═══ Excerpted records

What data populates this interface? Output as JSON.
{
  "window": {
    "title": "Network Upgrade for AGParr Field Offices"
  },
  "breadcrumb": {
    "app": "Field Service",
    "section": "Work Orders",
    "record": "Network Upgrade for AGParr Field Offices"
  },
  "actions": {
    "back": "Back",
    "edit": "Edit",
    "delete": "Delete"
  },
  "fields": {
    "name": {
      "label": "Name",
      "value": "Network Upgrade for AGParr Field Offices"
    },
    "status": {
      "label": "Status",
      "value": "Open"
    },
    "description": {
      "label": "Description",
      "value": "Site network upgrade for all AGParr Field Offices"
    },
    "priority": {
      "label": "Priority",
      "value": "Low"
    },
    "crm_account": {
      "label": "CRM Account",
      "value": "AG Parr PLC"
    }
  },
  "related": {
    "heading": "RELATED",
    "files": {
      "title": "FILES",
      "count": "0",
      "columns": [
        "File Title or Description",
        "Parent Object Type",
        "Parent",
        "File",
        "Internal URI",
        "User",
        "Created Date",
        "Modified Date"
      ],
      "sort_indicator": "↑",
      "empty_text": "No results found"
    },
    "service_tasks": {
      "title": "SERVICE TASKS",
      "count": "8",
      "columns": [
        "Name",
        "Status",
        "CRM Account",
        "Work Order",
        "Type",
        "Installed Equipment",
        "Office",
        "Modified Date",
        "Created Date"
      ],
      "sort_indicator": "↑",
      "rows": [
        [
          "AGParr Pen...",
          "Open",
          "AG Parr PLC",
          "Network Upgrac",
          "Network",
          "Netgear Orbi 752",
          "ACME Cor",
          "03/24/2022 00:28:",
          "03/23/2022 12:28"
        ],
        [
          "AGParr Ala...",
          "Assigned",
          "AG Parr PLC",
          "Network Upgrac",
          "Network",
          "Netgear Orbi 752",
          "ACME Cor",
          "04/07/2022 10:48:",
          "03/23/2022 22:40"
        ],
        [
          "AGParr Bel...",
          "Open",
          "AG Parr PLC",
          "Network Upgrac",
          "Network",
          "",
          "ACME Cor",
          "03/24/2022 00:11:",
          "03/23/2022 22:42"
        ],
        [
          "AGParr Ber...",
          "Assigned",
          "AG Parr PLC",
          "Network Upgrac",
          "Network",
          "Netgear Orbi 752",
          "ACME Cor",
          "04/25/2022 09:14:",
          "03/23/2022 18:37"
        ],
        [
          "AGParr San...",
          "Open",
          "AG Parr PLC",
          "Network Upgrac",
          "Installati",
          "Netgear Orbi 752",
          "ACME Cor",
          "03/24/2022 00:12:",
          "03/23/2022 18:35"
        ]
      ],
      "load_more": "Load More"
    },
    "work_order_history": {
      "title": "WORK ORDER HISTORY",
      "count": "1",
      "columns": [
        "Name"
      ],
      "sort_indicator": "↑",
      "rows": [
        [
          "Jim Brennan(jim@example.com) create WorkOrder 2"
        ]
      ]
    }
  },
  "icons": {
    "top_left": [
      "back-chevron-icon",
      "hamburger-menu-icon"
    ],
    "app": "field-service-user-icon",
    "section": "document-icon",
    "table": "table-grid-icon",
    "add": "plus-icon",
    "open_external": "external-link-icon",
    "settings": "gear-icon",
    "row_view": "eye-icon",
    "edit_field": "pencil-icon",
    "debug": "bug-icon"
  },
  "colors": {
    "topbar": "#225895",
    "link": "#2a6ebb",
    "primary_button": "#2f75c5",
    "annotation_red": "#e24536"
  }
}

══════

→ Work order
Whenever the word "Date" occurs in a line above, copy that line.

→ Answer to the problem
        "Created Date",
        "Modified Date"
        "Modified Date",
        "Created Date"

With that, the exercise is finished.